One attendee said they would get their music mastered. That wasn’t the question though—the audience was asked about their marketing budget. Pro tip: process information to fully overstand what you are reading and hearing. Another woman said she would spend her marketing budget on social media, ads, radio, and a press tour. Dr. Meda revealed that most amateur Woman artists spend their budget on their glam and maintaining an entourage. 

VP of Def Jam Marketing clarified confusion around the different budgets and their specificities. Dr. Charlene Thomas made it clear that the recording is everything that it takes to make the record. Once the audio is done, then she would receive it because the marketing is what is bringing your vision to life, and in order for an artist to be seen— the artist must be mindful of how they are using their corporate-funded bag. Artists need publicity, media training, promotions, digital marketing and advertising, e-commerce, and brand partnerships. Dr. Thomas encourages artists to remember that they are essentially seeking to be listened to and while she may be the VP of marketing—marketing starts with the artist. 

Debra Antney added that marketing isn’t linear, and you have to cross state and country lines with a product that must be accepted by that state or country. They may not want to hear your music in India, but you could potentially go platinum in Texas by itself. 

Situation: One of the women mentioned that she was a vocalist, but she immediately followed that by saying that she wasn’t Beyoncé. 

Debra Antney checked her at the door, advising her to stop comparing what she does with what the next woman does. “Just say you’re a vocalist and that’s it,” Deb said, every one of ya’ll that sings or raps are not the same people. “If you don’t think nothing of you, why would I think something of you?”

Situation: The ladies were asked if they were writers and/or having trouble writing.
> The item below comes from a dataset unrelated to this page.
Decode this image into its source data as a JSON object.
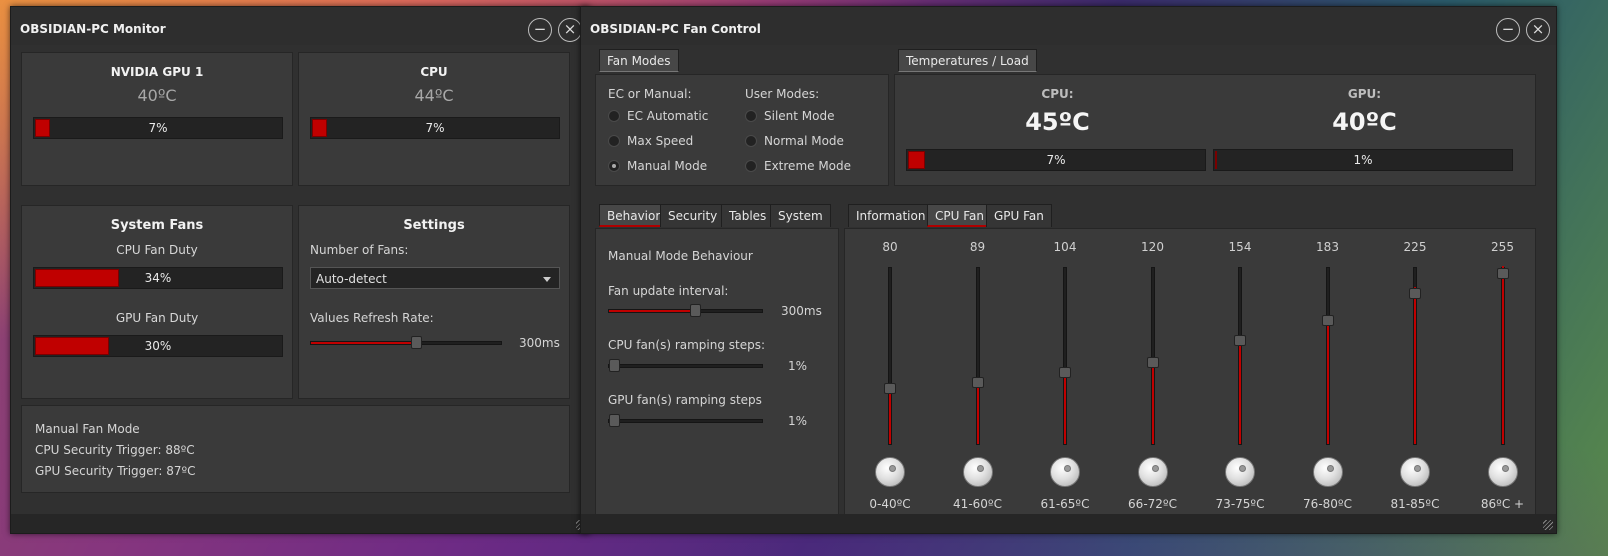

A few raised their hands, to which Dr. Meda said, “So…you messed up your glam budget, you messed up your marketing budget and now you don’t have any money. Then there’s publishing—but wait, you don’t write. So basically, you’re just an artist for fun, not to make money.” 

Publishing Veteran, Chelsea Gilmore asked where the artists expect to get their residuals if they don’t write because the producer is going to get his 50%, so that leaves 50% for the writer.  Most of the time someone else is going to be in that room with you trying to get a percentage. If you need to go to someone to learn how to translate your words properly, versus paying someone to write for you, do that. Depending on how you negotiate as the primary writer, you could potentially get everything you want. You are what you negotiate. Chelsea also asked the challenging question of, if an artist would be willing to give up their favorite song they’ve written to a major artist. The answer should be yes because the objective is to use the music industry—not just be used by the music industry. 

The Art of Woman Brunch unearthed a gallery of information—you had to be there to absorb it all. Catch some of the action on Season 11 of Love and HipHop coming soon to MTV.   

Follow and potentially connect with these Wonder Women on social media at @meda.wondawoman, @iamcharlenethomas, @yandysmith, @debra4mizay, @brooklynbabs, @thechelseagilmore, @biigjax, @realericabanks